  12. If you are coming to the University of Vigo, know that many teachers dont know A WORD of english, so, it's better you learn at least the basic spanish. I have done even homeworks for friends that otherwise would fail the subject, and the reason was just that the teacher wanted everyone, erasmus or not, to write and talk in spanish in his classes (obviously cause he had no idea about other language). So, besides, I also found out that passing subjects is quite more difficult in this university apart from language issues. Many teachers dont care you are foreigner or not and they are asking quite the same level for everyone, and it is not easy. The average of years spent in university in Vigo -and I'd say Spain in general- is much higher than in the average of european universities as far as I've been told and seen. Though of course that doesnt mean we leave university much wiser, in fact we are one of the worst countries in relation to superior studies in Europe.
  13. I personally learnt to appreciatte more my own culture and see that many times those others you think they are much more developed, modern, pollited, kind, whatever, are not really like that and every culture has its lacks. Many times the shock is higher when you think that "x" culture is richer. Anyway I found their own good things in each one, and except that nationality I told before, I met good people in each, and sometimes, that they think or act differently than you doesnt mean necessarily that they act badly. Right now I value my own culture, the galician, my own language, and my own people much more than before.
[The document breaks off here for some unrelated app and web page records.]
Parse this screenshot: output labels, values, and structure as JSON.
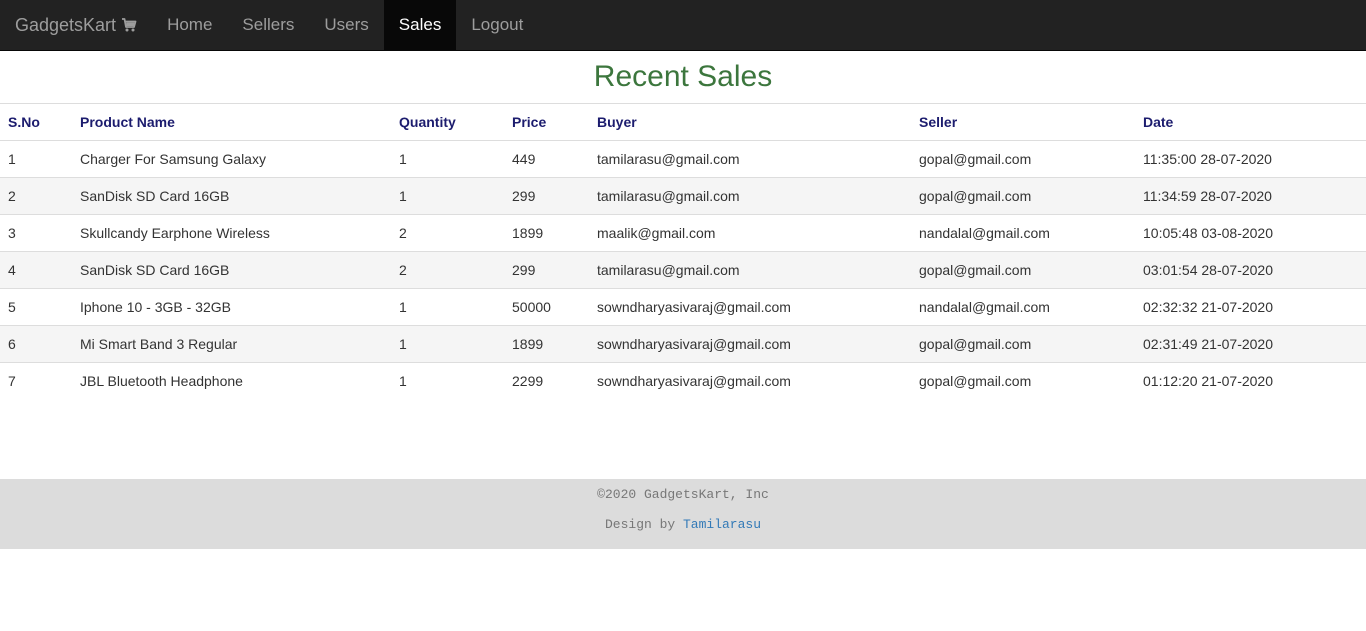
{
  "navbar": {
    "brand": "GadgetsKart",
    "brand_icon": "cart-icon",
    "items": [
      {
        "label": "Home",
        "active": false
      },
      {
        "label": "Sellers",
        "active": false
      },
      {
        "label": "Users",
        "active": false
      },
      {
        "label": "Sales",
        "active": true
      },
      {
        "label": "Logout",
        "active": false
      }
    ]
  },
  "page": {
    "title": "Recent Sales"
  },
  "table": {
    "headers": [
      "S.No",
      "Product Name",
      "Quantity",
      "Price",
      "Buyer",
      "Seller",
      "Date"
    ],
    "rows": [
      [
        "1",
        "Charger For Samsung Galaxy",
        "1",
        "449",
        "tamilarasu@gmail.com",
        "gopal@gmail.com",
        "11:35:00 28-07-2020"
      ],
      [
        "2",
        "SanDisk SD Card 16GB",
        "1",
        "299",
        "tamilarasu@gmail.com",
        "gopal@gmail.com",
        "11:34:59 28-07-2020"
      ],
      [
        "3",
        "Skullcandy Earphone Wireless",
        "2",
        "1899",
        "maalik@gmail.com",
        "nandalal@gmail.com",
        "10:05:48 03-08-2020"
      ],
      [
        "4",
        "SanDisk SD Card 16GB",
        "2",
        "299",
        "tamilarasu@gmail.com",
        "gopal@gmail.com",
        "03:01:54 28-07-2020"
      ],
      [
        "5",
        "Iphone 10 - 3GB - 32GB",
        "1",
        "50000",
        "sowndharyasivaraj@gmail.com",
        "nandalal@gmail.com",
        "02:32:32 21-07-2020"
      ],
      [
        "6",
        "Mi Smart Band 3 Regular",
        "1",
        "1899",
        "sowndharyasivaraj@gmail.com",
        "gopal@gmail.com",
        "02:31:49 21-07-2020"
      ],
      [
        "7",
        "JBL Bluetooth Headphone",
        "1",
        "2299",
        "sowndharyasivaraj@gmail.com",
        "gopal@gmail.com",
        "01:12:20 21-07-2020"
      ]
    ]
  },
  "footer": {
    "copyright": "©2020 GadgetsKart, Inc",
    "design_prefix": "Design by ",
    "designer": "Tamilarasu"
  },
  "colors": {
    "navbar_bg": "#222222",
    "title_green": "#3c763d",
    "header_navy": "#1c1c6e",
    "footer_bg": "#dcdcdc",
    "link_blue": "#337ab7"
  }
}
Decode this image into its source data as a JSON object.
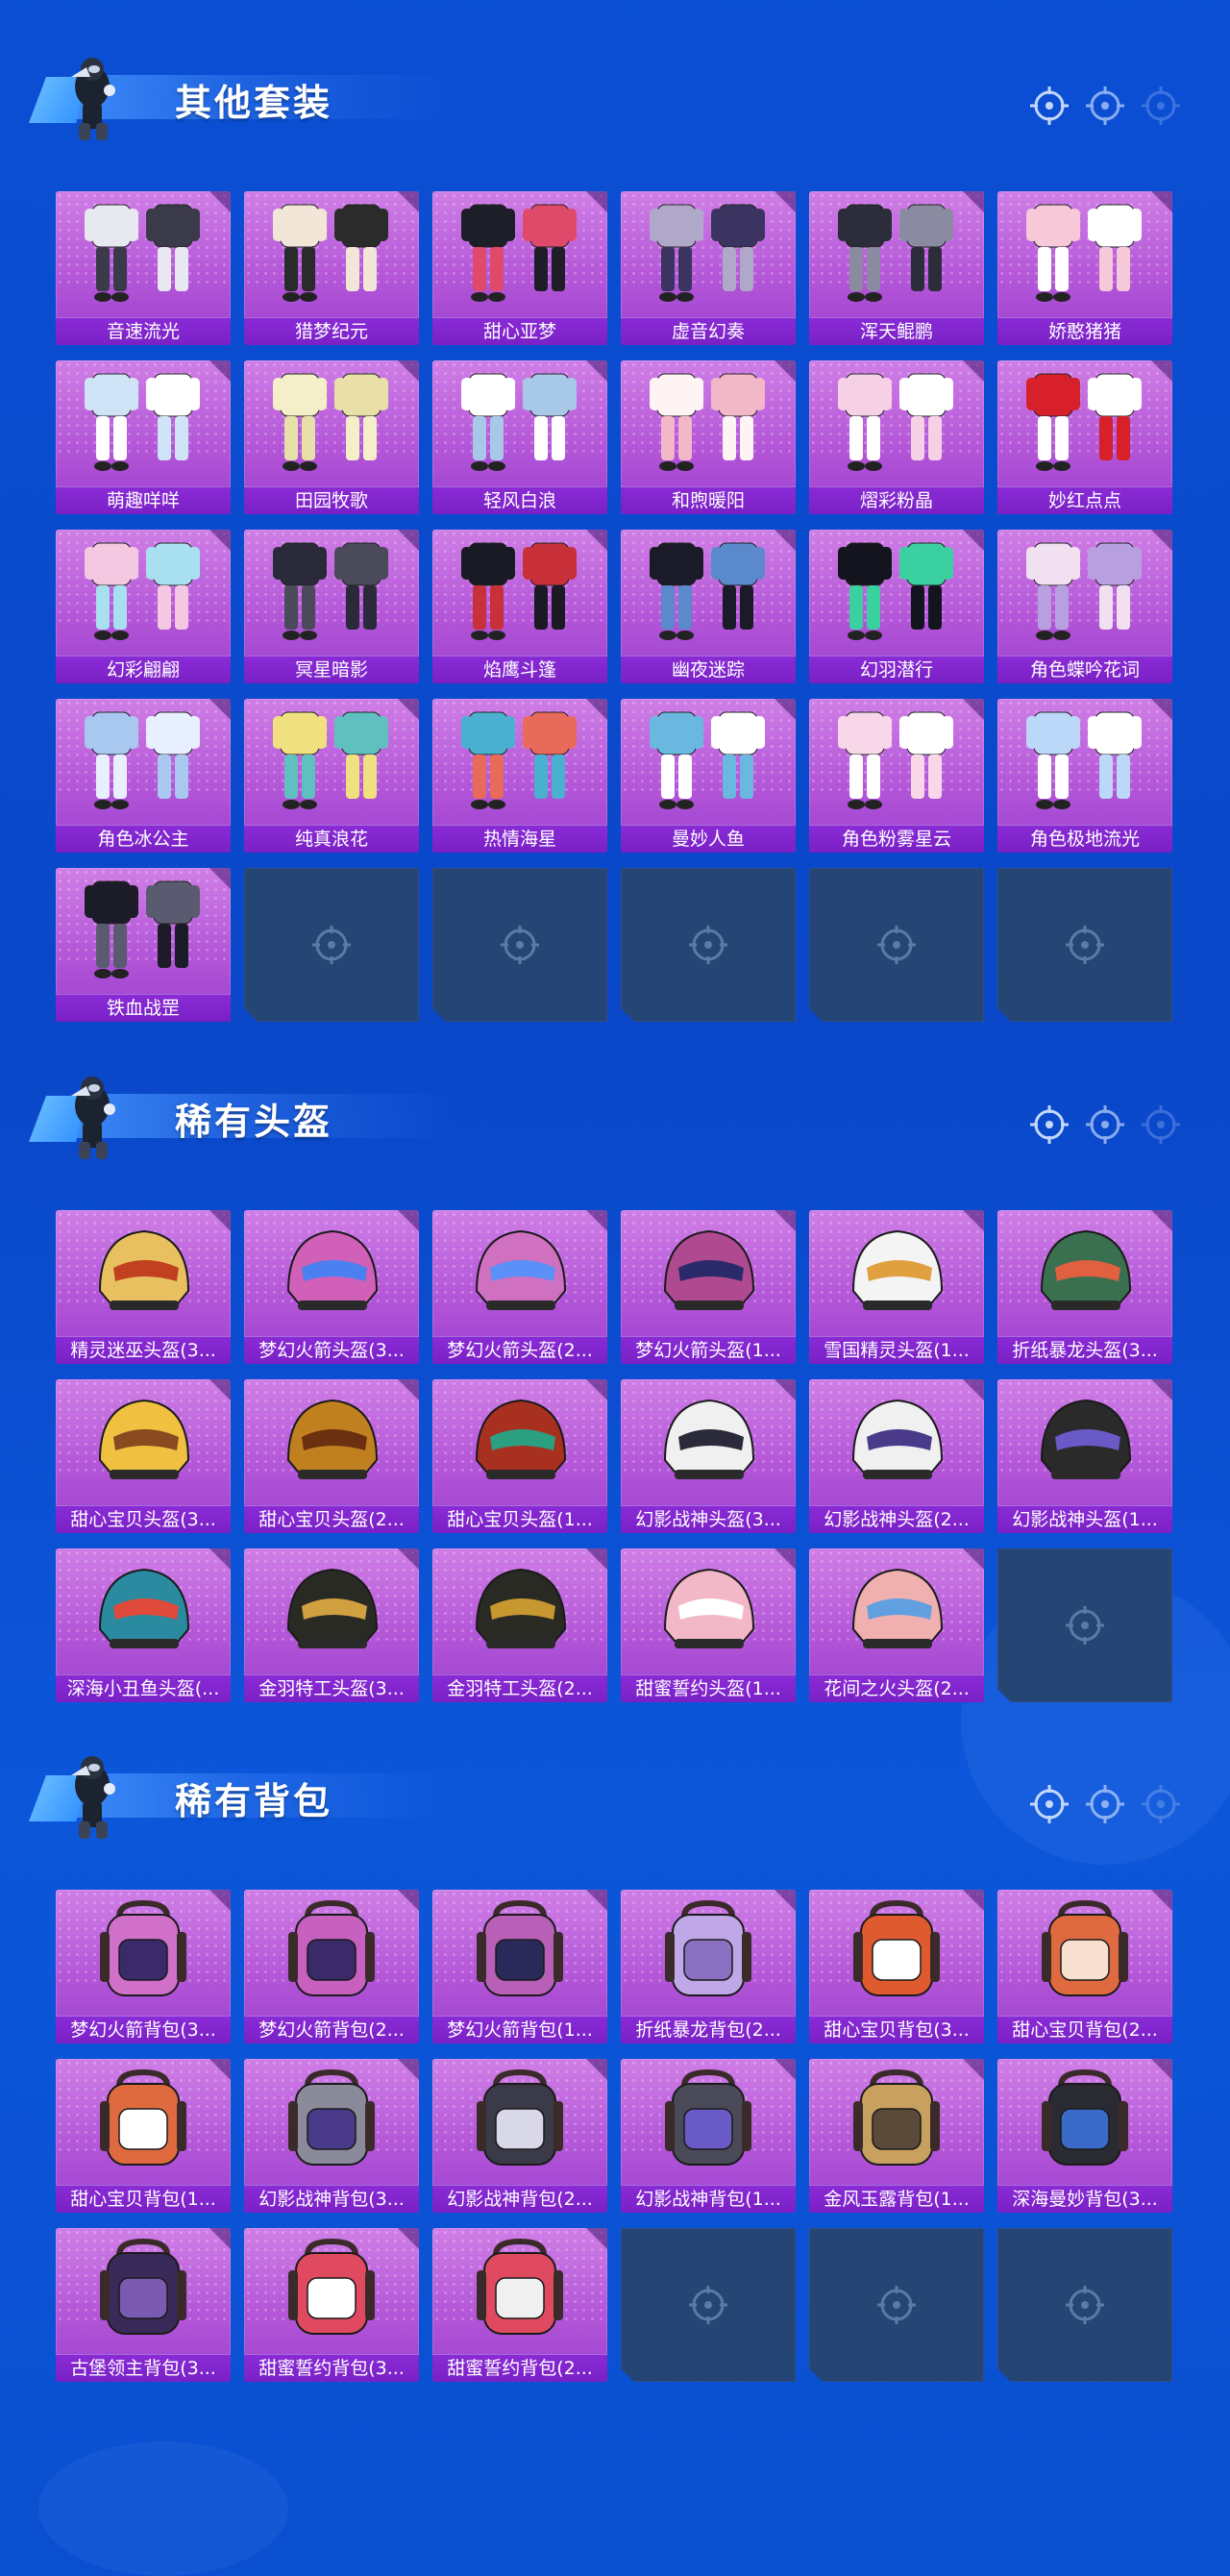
{
  "sections": [
    {
      "title": "其他套装",
      "kind": "outfit",
      "items": [
        "音速流光",
        "猎梦纪元",
        "甜心亚梦",
        "虚音幻奏",
        "浑天鲲鹏",
        "娇憨猪猪",
        "萌趣咩咩",
        "田园牧歌",
        "轻风白浪",
        "和煦暖阳",
        "熠彩粉晶",
        "妙红点点",
        "幻彩翩翩",
        "冥星暗影",
        "焰鹰斗篷",
        "幽夜迷踪",
        "幻羽潜行",
        "角色蝶吟花词",
        "角色冰公主",
        "纯真浪花",
        "热情海星",
        "曼妙人鱼",
        "角色粉雾星云",
        "角色极地流光",
        "铁血战罡"
      ],
      "empty_slots": 5
    },
    {
      "title": "稀有头盔",
      "kind": "helmet",
      "items": [
        "精灵迷巫头盔(3...",
        "梦幻火箭头盔(3...",
        "梦幻火箭头盔(2...",
        "梦幻火箭头盔(1...",
        "雪国精灵头盔(1...",
        "折纸暴龙头盔(3...",
        "甜心宝贝头盔(3...",
        "甜心宝贝头盔(2...",
        "甜心宝贝头盔(1...",
        "幻影战神头盔(3...",
        "幻影战神头盔(2...",
        "幻影战神头盔(1...",
        "深海小丑鱼头盔(...",
        "金羽特工头盔(3...",
        "金羽特工头盔(2...",
        "甜蜜誓约头盔(1...",
        "花间之火头盔(2..."
      ],
      "empty_slots": 1
    },
    {
      "title": "稀有背包",
      "kind": "backpack",
      "items": [
        "梦幻火箭背包(3...",
        "梦幻火箭背包(2...",
        "梦幻火箭背包(1...",
        "折纸暴龙背包(2...",
        "甜心宝贝背包(3...",
        "甜心宝贝背包(2...",
        "甜心宝贝背包(1...",
        "幻影战神背包(3...",
        "幻影战神背包(2...",
        "幻影战神背包(1...",
        "金风玉露背包(1...",
        "深海曼妙背包(3...",
        "古堡领主背包(3...",
        "甜蜜誓约背包(3...",
        "甜蜜誓约背包(2..."
      ],
      "empty_slots": 3
    }
  ],
  "colors": {
    "card_top": "#cf7ee6",
    "card_label": "#7a20c6",
    "empty_slot": "#254575",
    "background": "#0b4fd4"
  }
}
I know I have written many points that are not very positive, but this is how I feel about this world. I have seen the best and the worst about this experience and lived quite intense in the past years all in relation to this, and I got my conclusions and my learning, that will be really useful for the rest of my life, as I'd like everyone learn and live through this exceptional experience that is to be an International Student. Do not hesitate if you have the chance.